U.S. flag An official website of the United States government
  1. Home
  2. Drugs
  3. Development & Approval Process | Drugs
  4. Clinical Data Summary Pilot Program
  1. Development & Approval Process | Drugs

Clinical Data Summary Pilot Program

business person

Get Email Updates for the Clinical Data Summary Pilot Program

The Center for Drug Evaluation and Research (CDER) is committed to improving efficiency and transparency in the drug approval process. Consistent with this goal, in 2018 CDER launched a pilot program to assess the feasibility of using a different format to provide required summaries of the safety and effectiveness information that is used to make regulatory decisions. The pilot program was open to up to nine new drug applications (NDAs).  CDER planned to release portions of the clinical study reports (CSRs) from the sponsor’s NDA along with the action package following approval. The CSRs are made up of summaries of clinical information used in making market approval decisions, and were included in the information posted at the drug’s entry at Drugs@FDA.

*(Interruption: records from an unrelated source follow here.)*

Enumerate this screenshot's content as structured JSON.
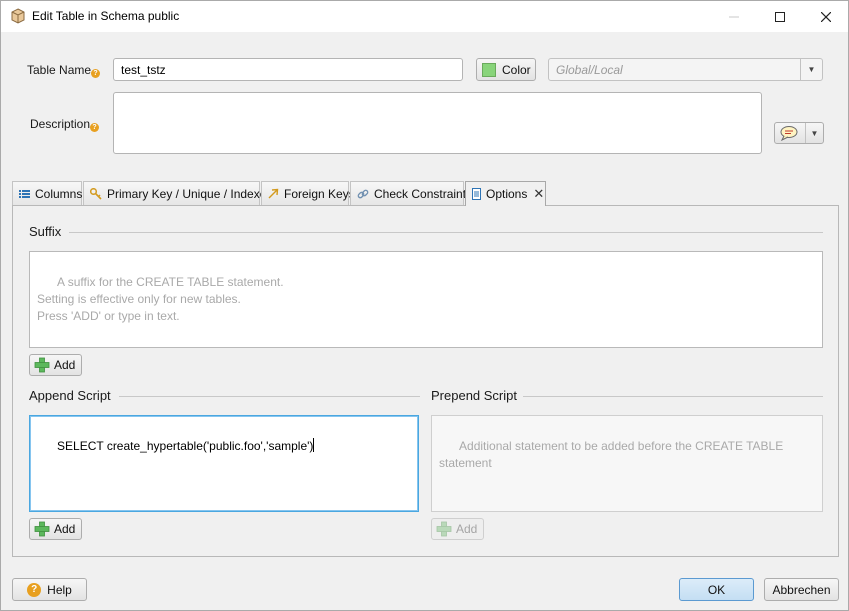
{
  "window": {
    "title": "Edit Table in Schema public"
  },
  "form": {
    "table_name_label": "Table Name",
    "table_name_value": "test_tstz",
    "color_button": "Color",
    "color_swatch": "#88d47a",
    "scope_select": "Global/Local",
    "description_label": "Description",
    "description_value": ""
  },
  "tabs": [
    {
      "label": "Columns",
      "icon": "list-icon",
      "active": false
    },
    {
      "label": "Primary Key / Unique / Indexes",
      "icon": "key-icon",
      "active": false
    },
    {
      "label": "Foreign Keys",
      "icon": "arrow-icon",
      "active": false
    },
    {
      "label": "Check Constraints",
      "icon": "link-icon",
      "active": false
    },
    {
      "label": "Options",
      "icon": "document-icon",
      "active": true
    }
  ],
  "options": {
    "suffix_title": "Suffix",
    "suffix_placeholder": "A suffix for the CREATE TABLE statement.\nSetting is effective only for new tables.\nPress 'ADD' or type in text.",
    "suffix_add": "Add",
    "append_title": "Append Script",
    "append_value": "SELECT create_hypertable('public.foo','sample')",
    "append_add": "Add",
    "prepend_title": "Prepend Script",
    "prepend_placeholder": "Additional statement to be added before the CREATE TABLE statement",
    "prepend_add": "Add"
  },
  "footer": {
    "help": "Help",
    "ok": "OK",
    "cancel": "Abbrechen"
  },
  "colors": {
    "accent_ok": "#cce4f7",
    "focus_border": "#4aa7e0",
    "help_icon": "#e8a020",
    "add_icon": "#5cb85c"
  }
}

CDER’s goal was to provide a usable summary of clinical evidence.  During the pilot FDA gathered feedback about how useful posting portions of CSRs of the summary data in this format might be for the drug research and development community, medical researchers, and the public. 

Clinical Study Reports 

Update [03/26/2020]

After receiving very useful, internal and external, knowledge and feedback as part of the pilot program, FDA has decided to conclude the pilot. Although the pilot is ending, given the interest in increasing transparency in the drug approval process, the agency has gathered many lessons learned that we will apply to future efforts. For example, the agency found that there are significant inefficiencies in having multiregional disclosure requirements relating to often identical clinical data summaries. These inefficiencies multiply the transactional, administrative, and redaction (because there are differing regional disclosure standards) costs, whether the costs are incurred by industry or the regional regulatory authority. These costs create barriers to programs to disclose clinical trial information which might be reduced if a multiregional/centralized or regional approach could be achieved.

Through the pilot, the agency also identified a potential approach that could facilitate a harmonized system for disclosing study reports, if legal and regulatory barriers could be removed. The general framework of this approach can be found in this FDA Statement

Update [6/26/2019]

The recruitment phase of the pilot has now concluded. Throughout this process, FDA has gathered valuable information and remains committed to providing a usable summary of clinical evidence. As we move into our evaluation phase, FDA has published a federal register notice seeking feedback on the pilot.

We are also gathering feedback on another effort that also seeks to provide greater clarity on FDA’s application review and decision-making process. This new integrated review process and template developed under the New Drugs Regulatory Program Modernization, which is part of a multi-year, multi-phase effort to enhance the new drugs regulatory program, are intended to promote more integrated and interdisciplinary assessments, enhance clarity of our assessments regarding the benefits and risks for new drug products, and improve our communication about the basis for new drug approvals. FDA believes this program will also meet the goal of effectively communicating the basis for new drug approvals. The Agency is therefore considering whether to focus its efforts to better communicate the basis for drug approvals on the development of new integrated review documents, rather than on the release of CSRs. The Agency looks forward to stakeholders’ thoughts about these programs so that we can continue to provide information that is clear and transparent.

Additional Information